Just thinking his name made her throat flex in an agony of yearning. Remorse.
Why was she always in the wrong? Why was she always falling down and getting messy and driving people away when all she wanted was for someone, anyone, to love her just a little? Especially the people who were supposed to.
Oh, she really was a mess if she was going to get all maudlin like that.
Pull it together, Immy.
“Is there someone I should call?” Flat silver dollars, his eyes were. When she had met him, she had thought his gray eyes remarkable for being so warm and sharp. The way he had focused his gaze on her had been more than flattering. It had filled up a void of neglect inside her.
Today they were as emotionless and cold as her father’s ice-blue eyes. She was nothing to Travis. Absolutely nothing.
“You’ve done enough,” she said, certain he was the reason she was in this five-star accommodation. She flicked her gaze to the window. Snow was falling, but the view was likely a blanket of pristine white over a garden of serenity.
“You’re welcome,” he pronounced derisively.
Oh, was she supposed to thank him for saving her life by further impoverishing what was left of it?
“I didn’t ask you to get involved.” She ignored the fact that she kind of had, carting around their marriage certificate instead of their divorce papers. Where had those ended up, she wondered.

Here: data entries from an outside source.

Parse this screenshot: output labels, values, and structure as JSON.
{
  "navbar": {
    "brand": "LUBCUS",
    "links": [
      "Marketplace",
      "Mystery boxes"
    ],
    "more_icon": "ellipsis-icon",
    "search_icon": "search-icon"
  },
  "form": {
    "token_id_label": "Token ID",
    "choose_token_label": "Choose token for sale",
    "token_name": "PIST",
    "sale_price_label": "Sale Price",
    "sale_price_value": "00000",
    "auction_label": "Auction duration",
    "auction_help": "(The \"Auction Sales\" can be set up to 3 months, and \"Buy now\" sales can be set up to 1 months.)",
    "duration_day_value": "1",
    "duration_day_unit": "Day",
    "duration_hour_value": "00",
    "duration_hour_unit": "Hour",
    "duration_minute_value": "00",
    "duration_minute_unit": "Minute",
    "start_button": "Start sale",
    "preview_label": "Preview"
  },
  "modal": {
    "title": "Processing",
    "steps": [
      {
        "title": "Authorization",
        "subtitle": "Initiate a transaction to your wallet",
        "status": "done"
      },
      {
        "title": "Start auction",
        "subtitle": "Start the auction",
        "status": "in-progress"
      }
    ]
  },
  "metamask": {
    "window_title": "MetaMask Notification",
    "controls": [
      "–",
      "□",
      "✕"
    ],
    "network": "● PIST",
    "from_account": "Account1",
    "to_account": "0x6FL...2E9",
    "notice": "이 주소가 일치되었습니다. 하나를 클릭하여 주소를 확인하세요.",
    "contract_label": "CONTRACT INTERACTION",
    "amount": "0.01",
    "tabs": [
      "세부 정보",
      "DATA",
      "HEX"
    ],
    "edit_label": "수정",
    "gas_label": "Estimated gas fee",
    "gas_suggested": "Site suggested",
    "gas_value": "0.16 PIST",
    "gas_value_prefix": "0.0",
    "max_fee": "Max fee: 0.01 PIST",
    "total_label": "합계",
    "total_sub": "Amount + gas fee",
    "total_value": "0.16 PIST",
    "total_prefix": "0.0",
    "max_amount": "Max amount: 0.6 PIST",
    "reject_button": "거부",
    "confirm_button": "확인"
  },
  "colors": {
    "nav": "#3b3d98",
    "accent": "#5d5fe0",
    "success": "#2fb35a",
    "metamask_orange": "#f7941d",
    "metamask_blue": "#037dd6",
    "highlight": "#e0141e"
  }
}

“Oh, this is on me,” he said with unfettered scorn. “I came here thinking—well, it doesn’t matter, does it? I made a mistake. You, Imogen, are the only mistake I have ever made. Do you know that?”